- Information supplied:
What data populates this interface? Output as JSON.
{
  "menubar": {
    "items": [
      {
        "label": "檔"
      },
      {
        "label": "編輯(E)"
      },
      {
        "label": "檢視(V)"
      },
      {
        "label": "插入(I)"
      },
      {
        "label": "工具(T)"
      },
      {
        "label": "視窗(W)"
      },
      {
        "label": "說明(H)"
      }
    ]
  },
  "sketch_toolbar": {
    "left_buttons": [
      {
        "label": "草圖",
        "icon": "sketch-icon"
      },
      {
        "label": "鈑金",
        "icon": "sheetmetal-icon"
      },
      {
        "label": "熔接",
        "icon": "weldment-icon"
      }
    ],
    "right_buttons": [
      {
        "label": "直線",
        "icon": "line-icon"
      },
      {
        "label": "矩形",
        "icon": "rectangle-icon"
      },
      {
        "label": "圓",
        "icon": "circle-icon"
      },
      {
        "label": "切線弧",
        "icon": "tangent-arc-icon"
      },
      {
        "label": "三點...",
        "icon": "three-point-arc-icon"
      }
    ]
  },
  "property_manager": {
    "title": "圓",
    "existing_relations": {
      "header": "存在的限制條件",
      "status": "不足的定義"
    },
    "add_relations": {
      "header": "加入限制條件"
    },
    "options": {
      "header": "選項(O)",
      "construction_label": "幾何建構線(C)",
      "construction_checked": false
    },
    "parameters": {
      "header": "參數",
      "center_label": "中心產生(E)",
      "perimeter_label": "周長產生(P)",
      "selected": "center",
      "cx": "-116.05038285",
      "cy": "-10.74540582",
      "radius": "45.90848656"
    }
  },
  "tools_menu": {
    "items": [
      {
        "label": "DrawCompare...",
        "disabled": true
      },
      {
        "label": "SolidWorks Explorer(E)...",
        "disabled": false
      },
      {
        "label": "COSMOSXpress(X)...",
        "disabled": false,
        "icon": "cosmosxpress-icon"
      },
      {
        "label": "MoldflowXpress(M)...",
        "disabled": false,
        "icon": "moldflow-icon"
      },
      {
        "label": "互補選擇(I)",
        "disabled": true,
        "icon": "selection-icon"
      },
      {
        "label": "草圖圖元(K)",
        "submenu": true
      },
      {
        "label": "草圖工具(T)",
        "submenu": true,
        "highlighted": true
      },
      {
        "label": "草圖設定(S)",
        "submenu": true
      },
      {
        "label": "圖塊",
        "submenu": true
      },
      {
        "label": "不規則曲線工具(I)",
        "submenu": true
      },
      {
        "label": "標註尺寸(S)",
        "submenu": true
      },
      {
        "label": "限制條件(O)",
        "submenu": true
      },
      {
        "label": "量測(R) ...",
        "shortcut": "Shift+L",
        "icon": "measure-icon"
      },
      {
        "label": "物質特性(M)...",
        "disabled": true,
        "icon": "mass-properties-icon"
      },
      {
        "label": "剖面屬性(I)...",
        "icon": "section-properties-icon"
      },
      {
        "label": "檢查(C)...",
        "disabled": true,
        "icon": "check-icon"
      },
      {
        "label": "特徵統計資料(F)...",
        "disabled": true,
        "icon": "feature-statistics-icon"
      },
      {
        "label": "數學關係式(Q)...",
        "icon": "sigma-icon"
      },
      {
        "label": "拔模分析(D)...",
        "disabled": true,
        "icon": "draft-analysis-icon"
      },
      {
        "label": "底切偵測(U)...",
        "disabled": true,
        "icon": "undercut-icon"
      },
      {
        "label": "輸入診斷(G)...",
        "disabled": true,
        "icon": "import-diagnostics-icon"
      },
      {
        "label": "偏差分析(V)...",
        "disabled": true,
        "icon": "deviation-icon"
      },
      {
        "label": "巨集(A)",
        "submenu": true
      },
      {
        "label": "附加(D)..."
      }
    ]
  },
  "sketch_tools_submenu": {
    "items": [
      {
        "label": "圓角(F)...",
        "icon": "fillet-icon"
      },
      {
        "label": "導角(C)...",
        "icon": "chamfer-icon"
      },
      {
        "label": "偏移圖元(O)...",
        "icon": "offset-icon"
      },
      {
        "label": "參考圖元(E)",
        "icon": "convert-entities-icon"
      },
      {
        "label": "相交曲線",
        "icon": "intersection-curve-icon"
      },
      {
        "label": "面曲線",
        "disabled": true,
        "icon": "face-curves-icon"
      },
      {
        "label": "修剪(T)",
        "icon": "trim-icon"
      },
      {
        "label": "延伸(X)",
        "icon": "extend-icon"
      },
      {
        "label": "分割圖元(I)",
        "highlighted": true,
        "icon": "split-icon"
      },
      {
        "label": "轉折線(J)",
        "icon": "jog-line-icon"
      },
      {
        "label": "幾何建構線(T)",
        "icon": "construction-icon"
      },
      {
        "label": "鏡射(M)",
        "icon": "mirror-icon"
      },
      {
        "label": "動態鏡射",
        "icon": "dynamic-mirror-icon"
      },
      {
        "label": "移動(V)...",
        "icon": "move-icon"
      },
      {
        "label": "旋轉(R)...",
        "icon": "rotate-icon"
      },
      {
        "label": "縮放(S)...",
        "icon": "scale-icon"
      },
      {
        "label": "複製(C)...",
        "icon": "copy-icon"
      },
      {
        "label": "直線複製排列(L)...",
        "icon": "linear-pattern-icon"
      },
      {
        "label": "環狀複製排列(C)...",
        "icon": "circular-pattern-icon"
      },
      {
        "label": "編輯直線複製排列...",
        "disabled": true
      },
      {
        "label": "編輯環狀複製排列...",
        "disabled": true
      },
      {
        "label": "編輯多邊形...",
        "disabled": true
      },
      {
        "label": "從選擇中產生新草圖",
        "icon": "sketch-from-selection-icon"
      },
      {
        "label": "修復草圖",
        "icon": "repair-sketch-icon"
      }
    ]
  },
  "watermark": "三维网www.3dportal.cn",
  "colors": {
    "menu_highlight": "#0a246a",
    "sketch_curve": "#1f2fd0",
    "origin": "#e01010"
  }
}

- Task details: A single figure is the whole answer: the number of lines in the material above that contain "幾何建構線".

- Written reply: 2